Winning at basketball? Mike Peck is winning at life: "Some guys don't understand or see the value in it now, but down the line they do," coach Peck remarked.

Coach Peck's daughter Madison suffers from a rare genetic syndrome called 18 q minus. A portion of her 18th chromosome is deleted from her genetic code.

"Madison at 20 years old, all we've known since she's a baby is that we're changing diapers," said Peck.

A handful of Saturdays ago, the UTSA men's basketball team did their day of service, one close to coach Peck's heart.

"He's just a loving, hardworking guy. He's a great person, great human, great family," members of the team said. 

 "Just to be able to tell your story to someone that has the understanding of going through the day-to-day challenges, there's I guess a sense of ease and comfort in knowing that," Coach Peck said.

"Without speaking a word or even taking a step in her life, she's taught us way more than I'll ever teach her or that I'll ever be able to teach any of our players. They're people and they live.
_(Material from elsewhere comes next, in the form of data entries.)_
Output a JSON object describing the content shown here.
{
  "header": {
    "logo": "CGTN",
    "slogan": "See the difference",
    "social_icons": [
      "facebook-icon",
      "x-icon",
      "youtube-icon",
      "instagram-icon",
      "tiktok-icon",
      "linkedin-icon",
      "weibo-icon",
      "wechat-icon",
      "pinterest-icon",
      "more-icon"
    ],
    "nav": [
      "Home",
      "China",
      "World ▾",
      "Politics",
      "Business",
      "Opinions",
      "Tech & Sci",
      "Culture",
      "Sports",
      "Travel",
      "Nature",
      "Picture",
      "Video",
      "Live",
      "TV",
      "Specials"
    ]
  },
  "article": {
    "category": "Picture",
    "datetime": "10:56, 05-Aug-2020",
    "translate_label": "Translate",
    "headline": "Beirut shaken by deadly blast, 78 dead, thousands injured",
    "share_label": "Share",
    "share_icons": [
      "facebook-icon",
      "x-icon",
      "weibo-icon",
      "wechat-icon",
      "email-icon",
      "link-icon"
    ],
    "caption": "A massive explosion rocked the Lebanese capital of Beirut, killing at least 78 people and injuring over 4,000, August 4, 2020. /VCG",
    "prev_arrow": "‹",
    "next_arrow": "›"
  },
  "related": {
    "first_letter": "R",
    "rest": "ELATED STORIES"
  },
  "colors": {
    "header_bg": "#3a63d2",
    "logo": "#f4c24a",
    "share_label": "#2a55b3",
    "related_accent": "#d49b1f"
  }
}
They're human beings that have lives."

So make that two missions in the man's life: win on the court, and maybe, more importantly, win the battle to learn more about chromosome 18.

"If a cure isn't on the horizon, just the support that the registry provides and the connection with families that are also going through what we're going through with what we've experienced in our life with Madi, I think there's huge value in that."